Having thus set forth and disclosed the nature of my invention, what I claim and desire to secure by Letters Patent of the United States is:
l. A testing device for the detection of flaws on the wall of the inner cavity of a solid rocket motor comprising, an extensible bladder, a sensitive coating disposed on the outer surface of said bladder for producing a visible image when said bladder is in contact with a surface containing a flaw, a canister for containing said bladder while in a completely deflated condition, said canister being for positioning in the nozzle port of the solid rocket motor, pressurized gas means in communication with the interior: of said bladder in said canister, said gas means operable to expel said bladder from said canister into the cavity of the solid rocket motor and inflate said bladder until it fits snugly within the cavity to produce marks on said sensitive coating which correspond to flaws in the cavity wall, and a transparent plastic model of the rocket motor cavity for inserting the extensible blatter after removal from the rocket motor whereby the blatter may be reinflated to expand against the inner walls of said model thereby revealing, by visual observation, any flaws which are present on the inner surface of the rocket motor cavity and which are imaged on said sensitive outer surface coating of said extensible bladder.
2. The testing device defined in claim 1 wherein an auxiliary means is located in a line between said pressurized gas means and said bladder for introducing heat and secondary developing gas as the gas flows through the line.

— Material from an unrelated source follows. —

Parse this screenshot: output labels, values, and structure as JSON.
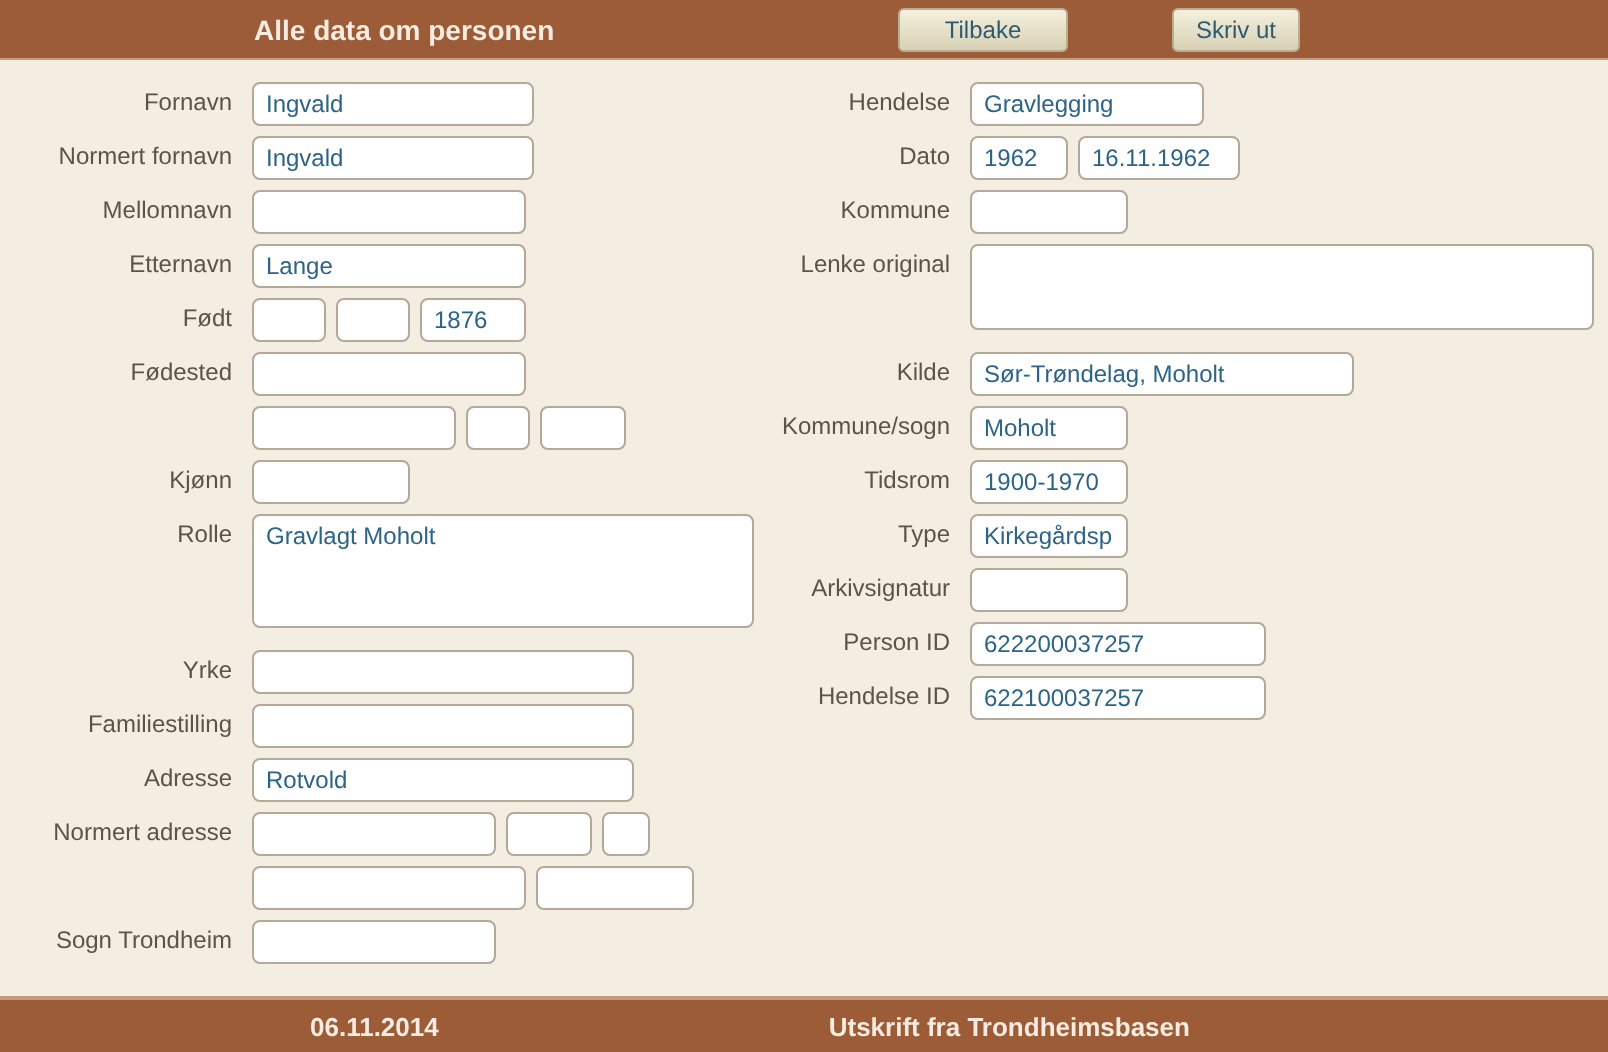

3. The testing device defined in claim 2 wherein the sensitive coating disposed on the outer surface of said bladder is temperature sensitive and includes liquid crystals of thermochromic materials wherein an image of the flaw in the rocket motor cavity is produced when a warm gas is introduced into said bladder after being inflated to fit snugly within the cavity of the solid rocket motor.
4. The testing device defined in claim 1 wherein the sensitive coating disposed on the outer surface of said bladder is pressure sensitive and includes encapsulated dye wherein a color is produced when micro capsules are broken by applied force produced when said bladder is inflated to fit snugly. within the cavity of the solid rocket motor.